> Problem to work on
Take the records underneath and set them down exactly.

> Excerpts from an interface dataset
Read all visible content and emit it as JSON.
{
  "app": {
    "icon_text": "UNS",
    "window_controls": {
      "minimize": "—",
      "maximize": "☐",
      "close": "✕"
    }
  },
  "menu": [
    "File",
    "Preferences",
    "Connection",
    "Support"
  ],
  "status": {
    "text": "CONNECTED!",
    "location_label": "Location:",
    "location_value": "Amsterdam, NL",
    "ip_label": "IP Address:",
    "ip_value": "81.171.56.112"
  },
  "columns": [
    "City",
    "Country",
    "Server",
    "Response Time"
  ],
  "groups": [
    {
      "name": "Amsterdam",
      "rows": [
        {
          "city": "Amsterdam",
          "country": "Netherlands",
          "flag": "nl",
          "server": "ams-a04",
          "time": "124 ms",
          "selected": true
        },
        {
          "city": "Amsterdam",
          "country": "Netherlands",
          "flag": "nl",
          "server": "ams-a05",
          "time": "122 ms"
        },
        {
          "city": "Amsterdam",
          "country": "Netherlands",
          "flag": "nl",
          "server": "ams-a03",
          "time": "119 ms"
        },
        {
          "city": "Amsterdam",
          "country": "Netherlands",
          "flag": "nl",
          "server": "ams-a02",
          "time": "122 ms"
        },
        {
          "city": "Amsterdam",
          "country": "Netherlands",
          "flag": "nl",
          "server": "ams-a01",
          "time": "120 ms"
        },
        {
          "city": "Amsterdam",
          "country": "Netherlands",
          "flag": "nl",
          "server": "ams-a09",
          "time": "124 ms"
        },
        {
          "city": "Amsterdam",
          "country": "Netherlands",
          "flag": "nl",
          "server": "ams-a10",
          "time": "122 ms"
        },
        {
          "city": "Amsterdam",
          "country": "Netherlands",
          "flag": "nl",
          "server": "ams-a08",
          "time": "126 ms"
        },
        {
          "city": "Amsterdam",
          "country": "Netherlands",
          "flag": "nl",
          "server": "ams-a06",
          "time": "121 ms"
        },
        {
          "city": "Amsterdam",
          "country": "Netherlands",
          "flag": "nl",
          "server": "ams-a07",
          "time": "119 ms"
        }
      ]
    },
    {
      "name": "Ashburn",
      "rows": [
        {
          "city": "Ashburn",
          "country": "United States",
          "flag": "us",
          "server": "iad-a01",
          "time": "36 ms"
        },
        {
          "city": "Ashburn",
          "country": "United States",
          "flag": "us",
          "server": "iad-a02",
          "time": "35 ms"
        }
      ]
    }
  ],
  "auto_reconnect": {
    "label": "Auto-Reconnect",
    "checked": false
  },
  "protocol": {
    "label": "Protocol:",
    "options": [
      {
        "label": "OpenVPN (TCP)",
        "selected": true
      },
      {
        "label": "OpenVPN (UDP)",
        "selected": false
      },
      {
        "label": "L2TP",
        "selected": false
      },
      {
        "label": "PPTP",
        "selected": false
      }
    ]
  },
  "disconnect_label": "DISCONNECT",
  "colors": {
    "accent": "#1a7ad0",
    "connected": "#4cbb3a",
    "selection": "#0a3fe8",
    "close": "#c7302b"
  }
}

> The answer
Read all visible content and emit it as JSON.
{
  "app": {
    "icon_text": "UNS",
    "window_controls": {
      "minimize": "—",
      "maximize": "☐",
      "close": "✕"
    }
  },
  "menu": [
    "File",
    "Preferences",
    "Connection",
    "Support"
  ],
  "status": {
    "text": "CONNECTED!",
    "location_label": "Location:",
    "location_value": "Amsterdam, NL",
    "ip_label": "IP Address:",
    "ip_value": "81.171.56.112"
  },
  "columns": [
    "City",
    "Country",
    "Server",
    "Response Time"
  ],
  "groups": [
    {
      "name": "Amsterdam",
      "rows": [
        {
          "city": "Amsterdam",
          "country": "Netherlands",
          "flag": "nl",
          "server": "ams-a04",
          "time": "124 ms",
          "selected": true
        },
        {
          "city": "Amsterdam",
          "country": "Netherlands",
          "flag": "nl",
          "server": "ams-a05",
          "time": "122 ms"
        },
        {
          "city": "Amsterdam",
          "country": "Netherlands",
          "flag": "nl",
          "server": "ams-a03",
          "time": "119 ms"
        },
        {
          "city": "Amsterdam",
          "country": "Netherlands",
          "flag": "nl",
          "server": "ams-a02",
          "time": "122 ms"
        },
        {
          "city": "Amsterdam",
          "country": "Netherlands",
          "flag": "nl",
          "server": "ams-a01",
          "time": "120 ms"
        },
        {
          "city": "Amsterdam",
          "country": "Netherlands",
          "flag": "nl",
          "server": "ams-a09",
          "time": "124 ms"
        },
        {
          "city": "Amsterdam",
          "country": "Netherlands",
          "flag": "nl",
          "server": "ams-a10",
          "time": "122 ms"
        },
        {
          "city": "Amsterdam",
          "country": "Netherlands",
          "flag": "nl",
          "server": "ams-a08",
          "time": "126 ms"
        },
        {
          "city": "Amsterdam",
          "country": "Netherlands",
          "flag": "nl",
          "server": "ams-a06",
          "time": "121 ms"
        },
        {
          "city": "Amsterdam",
          "country": "Netherlands",
          "flag": "nl",
          "server": "ams-a07",
          "time": "119 ms"
        }
      ]
    },
    {
      "name": "Ashburn",
      "rows": [
        {
          "city": "Ashburn",
          "country": "United States",
          "flag": "us",
          "server": "iad-a01",
          "time": "36 ms"
        },
        {
          "city": "Ashburn",
          "country": "United States",
          "flag": "us",
          "server": "iad-a02",
          "time": "35 ms"
        }
      ]
    }
  ],
  "auto_reconnect": {
    "label": "Auto-Reconnect",
    "checked": false
  },
  "protocol": {
    "label": "Protocol:",
    "options": [
      {
        "label": "OpenVPN (TCP)",
        "selected": true
      },
      {
        "label": "OpenVPN (UDP)",
        "selected": false
      },
      {
        "label": "L2TP",
        "selected": false
      },
      {
        "label": "PPTP",
        "selected": false
      }
    ]
  },
  "disconnect_label": "DISCONNECT",
  "colors": {
    "accent": "#1a7ad0",
    "connected": "#4cbb3a",
    "selection": "#0a3fe8",
    "close": "#c7302b"
  }
}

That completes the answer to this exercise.